● Goal of the exercise:
Go through the entries and copy every line that has the string "object" in it.

● Supplied records:

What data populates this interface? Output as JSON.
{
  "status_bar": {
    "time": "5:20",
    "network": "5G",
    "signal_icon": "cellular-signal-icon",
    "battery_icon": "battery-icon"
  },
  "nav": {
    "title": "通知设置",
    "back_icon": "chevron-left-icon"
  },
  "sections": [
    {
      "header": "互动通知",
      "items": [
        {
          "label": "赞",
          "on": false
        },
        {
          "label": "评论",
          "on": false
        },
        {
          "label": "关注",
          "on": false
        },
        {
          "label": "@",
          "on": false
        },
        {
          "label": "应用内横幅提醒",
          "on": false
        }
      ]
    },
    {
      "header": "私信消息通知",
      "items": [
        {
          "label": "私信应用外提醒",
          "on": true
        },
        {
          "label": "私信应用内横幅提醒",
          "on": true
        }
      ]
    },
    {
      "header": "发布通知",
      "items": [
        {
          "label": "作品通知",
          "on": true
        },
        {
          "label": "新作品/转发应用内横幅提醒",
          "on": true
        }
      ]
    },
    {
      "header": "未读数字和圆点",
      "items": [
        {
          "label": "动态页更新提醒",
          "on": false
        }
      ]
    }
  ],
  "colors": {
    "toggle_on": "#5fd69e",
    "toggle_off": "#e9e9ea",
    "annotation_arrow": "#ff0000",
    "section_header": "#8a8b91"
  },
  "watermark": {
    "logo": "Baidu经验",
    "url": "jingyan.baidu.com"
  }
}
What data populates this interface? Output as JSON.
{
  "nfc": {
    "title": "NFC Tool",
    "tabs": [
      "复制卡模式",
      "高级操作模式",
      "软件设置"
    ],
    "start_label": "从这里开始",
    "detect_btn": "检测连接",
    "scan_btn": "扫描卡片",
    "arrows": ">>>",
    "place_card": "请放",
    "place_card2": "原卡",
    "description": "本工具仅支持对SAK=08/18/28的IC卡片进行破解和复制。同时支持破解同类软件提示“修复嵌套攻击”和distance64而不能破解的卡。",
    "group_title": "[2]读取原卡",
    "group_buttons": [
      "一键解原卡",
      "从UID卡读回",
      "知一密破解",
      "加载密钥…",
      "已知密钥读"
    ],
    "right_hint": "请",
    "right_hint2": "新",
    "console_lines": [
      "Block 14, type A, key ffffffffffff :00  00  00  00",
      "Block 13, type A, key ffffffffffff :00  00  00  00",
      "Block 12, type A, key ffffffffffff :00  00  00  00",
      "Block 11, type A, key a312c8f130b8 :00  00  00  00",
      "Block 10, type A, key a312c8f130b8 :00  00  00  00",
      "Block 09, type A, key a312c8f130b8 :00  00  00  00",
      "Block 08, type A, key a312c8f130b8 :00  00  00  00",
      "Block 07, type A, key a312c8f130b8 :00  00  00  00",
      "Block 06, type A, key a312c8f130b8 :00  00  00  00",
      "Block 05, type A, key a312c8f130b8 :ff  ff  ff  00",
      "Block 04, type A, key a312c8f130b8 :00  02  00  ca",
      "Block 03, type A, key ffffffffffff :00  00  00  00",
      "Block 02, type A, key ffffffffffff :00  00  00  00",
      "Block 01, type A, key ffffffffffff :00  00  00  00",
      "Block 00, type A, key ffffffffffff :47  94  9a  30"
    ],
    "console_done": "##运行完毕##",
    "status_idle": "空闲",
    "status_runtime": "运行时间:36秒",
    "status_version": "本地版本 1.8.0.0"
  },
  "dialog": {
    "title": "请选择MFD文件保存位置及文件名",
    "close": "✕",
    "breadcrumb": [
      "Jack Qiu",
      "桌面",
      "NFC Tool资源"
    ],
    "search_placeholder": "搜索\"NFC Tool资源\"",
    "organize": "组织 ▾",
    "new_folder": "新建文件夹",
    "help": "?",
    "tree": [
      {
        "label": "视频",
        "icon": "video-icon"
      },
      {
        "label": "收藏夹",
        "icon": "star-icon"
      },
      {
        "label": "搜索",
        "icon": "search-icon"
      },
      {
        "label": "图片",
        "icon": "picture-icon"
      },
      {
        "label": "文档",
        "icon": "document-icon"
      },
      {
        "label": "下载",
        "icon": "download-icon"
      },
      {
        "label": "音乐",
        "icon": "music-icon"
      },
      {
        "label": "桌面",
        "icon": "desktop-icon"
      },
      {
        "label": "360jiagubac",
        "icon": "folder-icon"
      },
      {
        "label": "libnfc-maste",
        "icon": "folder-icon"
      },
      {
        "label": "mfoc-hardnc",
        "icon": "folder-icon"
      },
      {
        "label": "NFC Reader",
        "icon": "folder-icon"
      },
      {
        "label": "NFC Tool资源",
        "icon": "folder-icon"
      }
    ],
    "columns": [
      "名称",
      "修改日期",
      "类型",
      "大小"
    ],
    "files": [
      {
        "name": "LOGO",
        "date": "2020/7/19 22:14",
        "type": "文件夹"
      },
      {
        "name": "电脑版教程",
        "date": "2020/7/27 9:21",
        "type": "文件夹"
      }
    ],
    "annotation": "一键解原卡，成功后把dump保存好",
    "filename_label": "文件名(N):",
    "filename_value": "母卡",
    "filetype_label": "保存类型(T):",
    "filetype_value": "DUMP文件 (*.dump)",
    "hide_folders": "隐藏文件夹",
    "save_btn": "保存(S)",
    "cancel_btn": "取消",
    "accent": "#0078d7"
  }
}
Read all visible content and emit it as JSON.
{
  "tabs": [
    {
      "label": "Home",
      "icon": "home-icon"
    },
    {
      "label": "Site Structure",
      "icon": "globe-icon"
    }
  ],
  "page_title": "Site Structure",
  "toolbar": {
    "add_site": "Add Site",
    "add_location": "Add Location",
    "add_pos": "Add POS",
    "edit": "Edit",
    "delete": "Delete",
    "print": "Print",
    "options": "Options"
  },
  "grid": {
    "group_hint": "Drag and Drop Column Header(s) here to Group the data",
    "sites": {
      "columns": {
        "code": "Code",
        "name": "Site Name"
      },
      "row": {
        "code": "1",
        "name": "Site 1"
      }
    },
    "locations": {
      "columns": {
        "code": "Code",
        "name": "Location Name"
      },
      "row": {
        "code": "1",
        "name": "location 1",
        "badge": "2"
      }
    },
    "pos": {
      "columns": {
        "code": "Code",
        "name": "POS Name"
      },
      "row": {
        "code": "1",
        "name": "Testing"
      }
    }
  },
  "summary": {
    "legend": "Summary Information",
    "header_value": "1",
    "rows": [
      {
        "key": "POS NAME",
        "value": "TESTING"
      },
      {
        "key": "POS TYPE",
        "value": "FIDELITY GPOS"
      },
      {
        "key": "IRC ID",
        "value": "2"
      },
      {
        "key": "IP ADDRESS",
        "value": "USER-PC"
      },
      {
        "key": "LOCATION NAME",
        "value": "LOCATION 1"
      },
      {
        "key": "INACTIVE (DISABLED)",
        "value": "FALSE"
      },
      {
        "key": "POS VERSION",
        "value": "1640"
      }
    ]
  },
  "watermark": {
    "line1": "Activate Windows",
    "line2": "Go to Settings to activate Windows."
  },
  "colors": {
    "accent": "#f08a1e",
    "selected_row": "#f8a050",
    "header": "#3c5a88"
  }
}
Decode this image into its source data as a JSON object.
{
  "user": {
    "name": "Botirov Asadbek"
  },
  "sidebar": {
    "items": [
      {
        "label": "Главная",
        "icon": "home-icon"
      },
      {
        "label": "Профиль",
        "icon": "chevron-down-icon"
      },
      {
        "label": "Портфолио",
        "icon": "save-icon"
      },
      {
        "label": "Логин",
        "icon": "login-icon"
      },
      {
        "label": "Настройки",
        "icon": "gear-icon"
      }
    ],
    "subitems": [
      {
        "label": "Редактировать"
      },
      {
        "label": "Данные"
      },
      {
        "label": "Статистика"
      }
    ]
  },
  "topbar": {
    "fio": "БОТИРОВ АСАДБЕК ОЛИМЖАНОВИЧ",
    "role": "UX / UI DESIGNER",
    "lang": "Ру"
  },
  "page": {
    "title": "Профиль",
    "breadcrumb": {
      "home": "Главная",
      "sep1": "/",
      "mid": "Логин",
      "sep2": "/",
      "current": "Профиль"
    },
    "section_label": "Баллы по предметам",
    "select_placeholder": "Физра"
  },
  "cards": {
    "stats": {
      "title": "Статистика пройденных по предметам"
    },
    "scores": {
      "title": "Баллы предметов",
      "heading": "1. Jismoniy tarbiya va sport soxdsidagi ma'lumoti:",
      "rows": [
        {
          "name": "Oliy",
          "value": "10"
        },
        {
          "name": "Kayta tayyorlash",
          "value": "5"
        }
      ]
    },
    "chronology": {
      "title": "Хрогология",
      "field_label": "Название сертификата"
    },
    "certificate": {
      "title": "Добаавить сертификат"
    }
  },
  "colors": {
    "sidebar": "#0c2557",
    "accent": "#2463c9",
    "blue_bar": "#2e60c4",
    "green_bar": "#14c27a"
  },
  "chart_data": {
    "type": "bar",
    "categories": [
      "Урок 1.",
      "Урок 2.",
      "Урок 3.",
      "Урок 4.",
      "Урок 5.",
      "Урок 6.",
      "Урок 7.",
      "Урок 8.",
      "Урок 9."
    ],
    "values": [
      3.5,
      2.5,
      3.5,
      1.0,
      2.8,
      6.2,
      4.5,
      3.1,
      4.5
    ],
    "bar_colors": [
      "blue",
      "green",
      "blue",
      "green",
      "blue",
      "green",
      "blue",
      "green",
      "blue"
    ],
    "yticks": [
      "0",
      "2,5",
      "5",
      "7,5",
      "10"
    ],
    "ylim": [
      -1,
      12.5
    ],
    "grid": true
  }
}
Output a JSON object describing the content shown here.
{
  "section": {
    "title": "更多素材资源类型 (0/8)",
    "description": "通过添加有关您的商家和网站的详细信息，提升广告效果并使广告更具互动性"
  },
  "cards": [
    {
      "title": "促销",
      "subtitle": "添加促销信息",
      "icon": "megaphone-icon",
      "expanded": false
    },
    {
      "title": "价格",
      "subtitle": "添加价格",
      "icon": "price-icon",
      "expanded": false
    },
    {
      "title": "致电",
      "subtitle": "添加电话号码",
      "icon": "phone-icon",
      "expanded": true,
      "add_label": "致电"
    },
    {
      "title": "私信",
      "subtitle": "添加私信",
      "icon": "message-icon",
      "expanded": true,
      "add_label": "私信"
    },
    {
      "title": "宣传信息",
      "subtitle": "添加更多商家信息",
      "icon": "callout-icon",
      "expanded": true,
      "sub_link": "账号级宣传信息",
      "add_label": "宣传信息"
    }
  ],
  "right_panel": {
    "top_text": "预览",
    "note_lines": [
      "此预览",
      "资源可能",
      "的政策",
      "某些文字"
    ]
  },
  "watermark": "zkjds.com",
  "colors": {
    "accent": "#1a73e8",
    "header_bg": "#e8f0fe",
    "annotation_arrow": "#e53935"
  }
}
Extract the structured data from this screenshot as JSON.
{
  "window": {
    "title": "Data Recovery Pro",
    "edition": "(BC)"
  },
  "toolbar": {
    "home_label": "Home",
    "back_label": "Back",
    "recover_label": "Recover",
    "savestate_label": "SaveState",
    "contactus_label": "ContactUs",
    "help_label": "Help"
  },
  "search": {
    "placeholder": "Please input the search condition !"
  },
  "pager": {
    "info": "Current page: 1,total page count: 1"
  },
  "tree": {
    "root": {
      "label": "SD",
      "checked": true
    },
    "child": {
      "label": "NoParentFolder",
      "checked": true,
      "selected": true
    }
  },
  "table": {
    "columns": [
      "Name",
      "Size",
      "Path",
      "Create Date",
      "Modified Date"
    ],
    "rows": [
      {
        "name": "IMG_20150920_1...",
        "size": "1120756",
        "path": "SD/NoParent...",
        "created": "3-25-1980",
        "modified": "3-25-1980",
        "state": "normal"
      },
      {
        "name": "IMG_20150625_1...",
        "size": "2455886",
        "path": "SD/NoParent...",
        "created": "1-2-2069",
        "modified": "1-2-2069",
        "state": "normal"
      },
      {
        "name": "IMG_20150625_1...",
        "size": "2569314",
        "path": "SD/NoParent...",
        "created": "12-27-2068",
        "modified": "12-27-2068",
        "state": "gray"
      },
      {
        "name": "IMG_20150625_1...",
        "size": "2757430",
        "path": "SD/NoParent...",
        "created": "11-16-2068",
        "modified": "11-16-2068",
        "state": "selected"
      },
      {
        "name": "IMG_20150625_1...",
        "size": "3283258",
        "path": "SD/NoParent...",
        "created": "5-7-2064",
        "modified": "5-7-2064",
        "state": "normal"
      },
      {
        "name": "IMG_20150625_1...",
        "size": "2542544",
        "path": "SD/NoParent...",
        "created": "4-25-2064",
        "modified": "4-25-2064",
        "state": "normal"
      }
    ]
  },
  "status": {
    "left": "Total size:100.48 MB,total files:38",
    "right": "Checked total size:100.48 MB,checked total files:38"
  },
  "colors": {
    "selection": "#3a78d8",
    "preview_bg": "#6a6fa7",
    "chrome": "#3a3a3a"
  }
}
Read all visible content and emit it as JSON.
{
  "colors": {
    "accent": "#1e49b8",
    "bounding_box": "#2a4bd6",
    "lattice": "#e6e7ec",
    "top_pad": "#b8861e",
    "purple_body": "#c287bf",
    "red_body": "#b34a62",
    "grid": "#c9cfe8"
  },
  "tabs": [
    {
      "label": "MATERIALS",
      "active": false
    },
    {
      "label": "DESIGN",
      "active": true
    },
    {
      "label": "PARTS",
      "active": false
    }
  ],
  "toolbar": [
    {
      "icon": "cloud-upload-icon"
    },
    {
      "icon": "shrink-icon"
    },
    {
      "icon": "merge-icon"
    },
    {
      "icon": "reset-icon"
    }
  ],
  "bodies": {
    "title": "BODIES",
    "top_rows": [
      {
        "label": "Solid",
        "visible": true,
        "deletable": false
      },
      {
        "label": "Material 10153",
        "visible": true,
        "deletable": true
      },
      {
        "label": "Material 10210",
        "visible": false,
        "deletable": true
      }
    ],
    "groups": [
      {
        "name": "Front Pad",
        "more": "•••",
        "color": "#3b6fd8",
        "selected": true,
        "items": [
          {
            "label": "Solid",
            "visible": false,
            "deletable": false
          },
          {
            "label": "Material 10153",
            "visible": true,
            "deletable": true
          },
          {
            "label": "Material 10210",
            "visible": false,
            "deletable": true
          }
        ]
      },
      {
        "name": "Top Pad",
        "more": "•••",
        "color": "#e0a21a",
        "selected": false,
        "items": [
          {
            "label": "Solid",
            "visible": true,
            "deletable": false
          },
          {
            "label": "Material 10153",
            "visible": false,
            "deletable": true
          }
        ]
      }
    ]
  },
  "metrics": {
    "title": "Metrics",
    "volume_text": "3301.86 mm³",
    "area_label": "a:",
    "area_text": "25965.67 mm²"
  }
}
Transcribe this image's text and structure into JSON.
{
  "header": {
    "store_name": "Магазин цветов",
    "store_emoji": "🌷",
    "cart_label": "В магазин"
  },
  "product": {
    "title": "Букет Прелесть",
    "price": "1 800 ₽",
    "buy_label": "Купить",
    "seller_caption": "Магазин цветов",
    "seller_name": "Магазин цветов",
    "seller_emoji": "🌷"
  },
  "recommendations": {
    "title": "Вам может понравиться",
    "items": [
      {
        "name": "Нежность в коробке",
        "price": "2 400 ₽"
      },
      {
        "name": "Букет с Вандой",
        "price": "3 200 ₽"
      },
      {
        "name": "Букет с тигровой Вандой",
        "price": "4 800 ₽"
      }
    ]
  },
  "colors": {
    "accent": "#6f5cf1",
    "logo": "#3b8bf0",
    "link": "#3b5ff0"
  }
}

● Written response:
Decode this image into its source data as a JSON object.
Output a JSON object describing the content shown here.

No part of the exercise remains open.